_DIRECTIONS FOR THIS TASK_.
Find the string "true" in the records. Copy every line it appears in.

*** Block opens ***

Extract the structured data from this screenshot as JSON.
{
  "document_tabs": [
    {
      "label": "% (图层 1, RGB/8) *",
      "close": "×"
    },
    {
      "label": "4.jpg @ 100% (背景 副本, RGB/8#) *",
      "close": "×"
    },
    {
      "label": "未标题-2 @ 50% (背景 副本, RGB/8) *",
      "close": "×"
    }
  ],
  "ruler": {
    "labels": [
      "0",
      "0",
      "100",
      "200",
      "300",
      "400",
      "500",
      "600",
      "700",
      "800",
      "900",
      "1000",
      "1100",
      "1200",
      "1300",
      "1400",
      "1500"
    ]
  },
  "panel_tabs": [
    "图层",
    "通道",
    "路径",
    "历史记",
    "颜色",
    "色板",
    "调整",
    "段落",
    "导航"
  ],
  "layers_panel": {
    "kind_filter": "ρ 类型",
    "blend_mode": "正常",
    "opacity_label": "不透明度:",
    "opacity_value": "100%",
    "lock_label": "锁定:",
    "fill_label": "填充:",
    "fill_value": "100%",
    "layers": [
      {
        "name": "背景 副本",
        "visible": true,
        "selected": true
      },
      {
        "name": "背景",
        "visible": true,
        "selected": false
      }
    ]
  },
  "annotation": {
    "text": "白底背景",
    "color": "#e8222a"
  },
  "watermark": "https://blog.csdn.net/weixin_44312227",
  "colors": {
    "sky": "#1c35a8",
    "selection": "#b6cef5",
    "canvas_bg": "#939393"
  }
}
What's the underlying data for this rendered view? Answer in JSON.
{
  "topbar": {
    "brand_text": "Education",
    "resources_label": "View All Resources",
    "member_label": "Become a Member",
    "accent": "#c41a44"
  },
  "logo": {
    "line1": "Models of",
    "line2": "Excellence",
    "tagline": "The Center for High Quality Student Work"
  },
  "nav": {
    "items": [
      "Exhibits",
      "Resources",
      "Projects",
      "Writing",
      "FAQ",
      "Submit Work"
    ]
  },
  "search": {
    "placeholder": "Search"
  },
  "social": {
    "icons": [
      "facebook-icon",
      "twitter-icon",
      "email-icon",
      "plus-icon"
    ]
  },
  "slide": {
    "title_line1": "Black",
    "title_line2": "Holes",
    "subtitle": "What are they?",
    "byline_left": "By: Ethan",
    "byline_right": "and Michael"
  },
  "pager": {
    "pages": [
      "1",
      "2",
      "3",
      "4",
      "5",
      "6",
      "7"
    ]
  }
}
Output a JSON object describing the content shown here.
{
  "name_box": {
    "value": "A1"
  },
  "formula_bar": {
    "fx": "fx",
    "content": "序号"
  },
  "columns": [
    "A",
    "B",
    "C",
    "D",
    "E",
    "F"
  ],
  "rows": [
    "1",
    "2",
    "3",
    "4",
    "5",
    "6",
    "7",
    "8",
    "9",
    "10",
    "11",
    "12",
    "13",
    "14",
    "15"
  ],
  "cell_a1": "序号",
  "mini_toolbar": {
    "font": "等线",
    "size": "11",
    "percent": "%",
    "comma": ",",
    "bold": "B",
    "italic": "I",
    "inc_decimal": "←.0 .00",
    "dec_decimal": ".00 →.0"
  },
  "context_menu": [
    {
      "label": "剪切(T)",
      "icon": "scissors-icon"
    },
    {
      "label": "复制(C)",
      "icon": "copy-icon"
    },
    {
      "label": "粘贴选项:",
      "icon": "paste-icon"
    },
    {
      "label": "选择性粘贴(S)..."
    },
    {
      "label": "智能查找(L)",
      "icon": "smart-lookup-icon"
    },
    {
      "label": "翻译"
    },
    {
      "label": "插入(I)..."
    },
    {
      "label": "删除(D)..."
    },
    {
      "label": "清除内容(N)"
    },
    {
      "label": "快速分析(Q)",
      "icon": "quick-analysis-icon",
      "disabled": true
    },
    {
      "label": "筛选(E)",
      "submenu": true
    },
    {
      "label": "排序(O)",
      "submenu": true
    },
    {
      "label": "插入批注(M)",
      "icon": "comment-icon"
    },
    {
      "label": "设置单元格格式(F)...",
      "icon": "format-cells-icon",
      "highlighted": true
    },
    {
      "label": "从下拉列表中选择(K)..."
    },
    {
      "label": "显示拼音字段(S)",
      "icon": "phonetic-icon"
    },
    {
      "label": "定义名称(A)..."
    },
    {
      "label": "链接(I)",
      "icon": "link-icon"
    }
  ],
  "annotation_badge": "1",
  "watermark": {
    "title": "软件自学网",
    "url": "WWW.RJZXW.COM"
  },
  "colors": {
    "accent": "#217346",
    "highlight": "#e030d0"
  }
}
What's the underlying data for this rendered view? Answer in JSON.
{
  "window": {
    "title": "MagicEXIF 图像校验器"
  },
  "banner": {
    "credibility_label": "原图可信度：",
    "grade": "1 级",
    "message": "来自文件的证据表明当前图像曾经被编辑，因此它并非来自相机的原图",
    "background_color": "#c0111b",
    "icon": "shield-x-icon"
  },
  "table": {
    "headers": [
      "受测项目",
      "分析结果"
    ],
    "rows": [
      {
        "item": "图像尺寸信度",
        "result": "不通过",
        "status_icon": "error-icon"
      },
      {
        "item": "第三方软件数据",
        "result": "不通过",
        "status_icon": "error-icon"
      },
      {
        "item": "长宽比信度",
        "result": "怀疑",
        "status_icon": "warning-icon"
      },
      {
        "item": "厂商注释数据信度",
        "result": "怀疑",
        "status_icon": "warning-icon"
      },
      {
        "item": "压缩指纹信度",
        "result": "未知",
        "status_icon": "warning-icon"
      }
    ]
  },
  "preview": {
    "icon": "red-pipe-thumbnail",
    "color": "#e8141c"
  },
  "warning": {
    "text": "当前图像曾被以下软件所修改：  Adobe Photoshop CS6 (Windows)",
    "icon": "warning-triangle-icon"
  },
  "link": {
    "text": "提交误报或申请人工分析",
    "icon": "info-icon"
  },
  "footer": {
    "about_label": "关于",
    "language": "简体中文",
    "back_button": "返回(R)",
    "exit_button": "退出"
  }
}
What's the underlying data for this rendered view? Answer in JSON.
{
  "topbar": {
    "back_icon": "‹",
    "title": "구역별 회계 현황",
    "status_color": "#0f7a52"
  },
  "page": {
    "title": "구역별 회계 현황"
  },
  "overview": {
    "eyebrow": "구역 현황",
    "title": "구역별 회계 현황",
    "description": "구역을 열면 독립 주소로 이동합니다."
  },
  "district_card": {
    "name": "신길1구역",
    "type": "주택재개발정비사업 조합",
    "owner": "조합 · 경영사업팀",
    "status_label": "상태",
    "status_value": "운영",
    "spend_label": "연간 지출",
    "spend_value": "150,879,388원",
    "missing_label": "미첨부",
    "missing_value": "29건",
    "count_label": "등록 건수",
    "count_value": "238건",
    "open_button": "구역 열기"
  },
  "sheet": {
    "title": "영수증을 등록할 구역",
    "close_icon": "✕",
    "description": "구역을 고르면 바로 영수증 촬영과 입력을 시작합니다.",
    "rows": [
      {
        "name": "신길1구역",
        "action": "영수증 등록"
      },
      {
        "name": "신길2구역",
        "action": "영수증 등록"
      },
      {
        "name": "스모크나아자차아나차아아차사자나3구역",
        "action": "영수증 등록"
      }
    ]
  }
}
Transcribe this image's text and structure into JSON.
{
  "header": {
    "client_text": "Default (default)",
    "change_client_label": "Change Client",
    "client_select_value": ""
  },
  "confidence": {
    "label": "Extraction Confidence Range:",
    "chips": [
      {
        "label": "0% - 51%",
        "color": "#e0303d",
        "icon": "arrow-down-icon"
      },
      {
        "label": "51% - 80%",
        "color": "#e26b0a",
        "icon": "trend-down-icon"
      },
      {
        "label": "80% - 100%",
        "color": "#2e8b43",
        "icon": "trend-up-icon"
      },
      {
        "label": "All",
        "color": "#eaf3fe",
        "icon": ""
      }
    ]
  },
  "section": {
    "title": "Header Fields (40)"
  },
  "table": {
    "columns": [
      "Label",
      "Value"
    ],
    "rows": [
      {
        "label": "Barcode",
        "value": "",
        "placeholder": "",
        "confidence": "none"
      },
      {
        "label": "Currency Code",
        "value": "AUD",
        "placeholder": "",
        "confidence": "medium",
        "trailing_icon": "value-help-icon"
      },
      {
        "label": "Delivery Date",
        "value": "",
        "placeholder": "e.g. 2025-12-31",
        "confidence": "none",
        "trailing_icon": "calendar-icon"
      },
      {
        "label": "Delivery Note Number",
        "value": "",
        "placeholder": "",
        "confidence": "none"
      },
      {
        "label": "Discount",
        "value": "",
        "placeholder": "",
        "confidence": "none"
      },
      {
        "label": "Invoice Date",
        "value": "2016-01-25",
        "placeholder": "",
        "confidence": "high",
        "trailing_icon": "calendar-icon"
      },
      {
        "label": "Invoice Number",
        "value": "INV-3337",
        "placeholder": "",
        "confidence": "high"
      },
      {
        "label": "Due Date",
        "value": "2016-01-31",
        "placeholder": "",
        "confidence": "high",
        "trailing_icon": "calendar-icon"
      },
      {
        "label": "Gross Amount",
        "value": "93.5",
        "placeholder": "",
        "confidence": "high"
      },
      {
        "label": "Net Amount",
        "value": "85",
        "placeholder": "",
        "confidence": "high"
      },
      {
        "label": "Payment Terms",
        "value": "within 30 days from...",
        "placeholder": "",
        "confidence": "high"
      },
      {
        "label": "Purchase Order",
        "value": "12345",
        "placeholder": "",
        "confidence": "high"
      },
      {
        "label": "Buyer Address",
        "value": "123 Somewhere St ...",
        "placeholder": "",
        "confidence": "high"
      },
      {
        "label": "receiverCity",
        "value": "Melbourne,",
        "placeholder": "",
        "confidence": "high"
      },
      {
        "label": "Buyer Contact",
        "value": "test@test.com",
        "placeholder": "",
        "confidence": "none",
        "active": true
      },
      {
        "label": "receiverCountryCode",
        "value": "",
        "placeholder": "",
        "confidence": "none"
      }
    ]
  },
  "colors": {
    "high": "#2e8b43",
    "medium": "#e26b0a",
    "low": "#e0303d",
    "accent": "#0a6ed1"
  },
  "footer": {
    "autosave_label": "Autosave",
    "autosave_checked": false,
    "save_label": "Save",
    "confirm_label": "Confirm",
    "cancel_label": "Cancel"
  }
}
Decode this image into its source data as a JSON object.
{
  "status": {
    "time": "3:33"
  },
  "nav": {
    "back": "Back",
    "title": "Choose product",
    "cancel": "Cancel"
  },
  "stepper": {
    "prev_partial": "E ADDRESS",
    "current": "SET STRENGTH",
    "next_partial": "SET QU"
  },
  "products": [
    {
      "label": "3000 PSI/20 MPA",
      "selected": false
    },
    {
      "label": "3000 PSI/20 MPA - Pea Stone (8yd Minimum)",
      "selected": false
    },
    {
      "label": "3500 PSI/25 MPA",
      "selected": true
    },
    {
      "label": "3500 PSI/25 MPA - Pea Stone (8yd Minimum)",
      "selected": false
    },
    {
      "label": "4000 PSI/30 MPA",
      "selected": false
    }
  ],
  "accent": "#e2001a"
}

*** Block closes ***

_WRITTEN ANSWER_.
        "visible": true,
        "selected": true
        "visible": true,
      "disabled": true
      "submenu": true
      "submenu": true
      "highlighted": true
        "active": true
      "selected": true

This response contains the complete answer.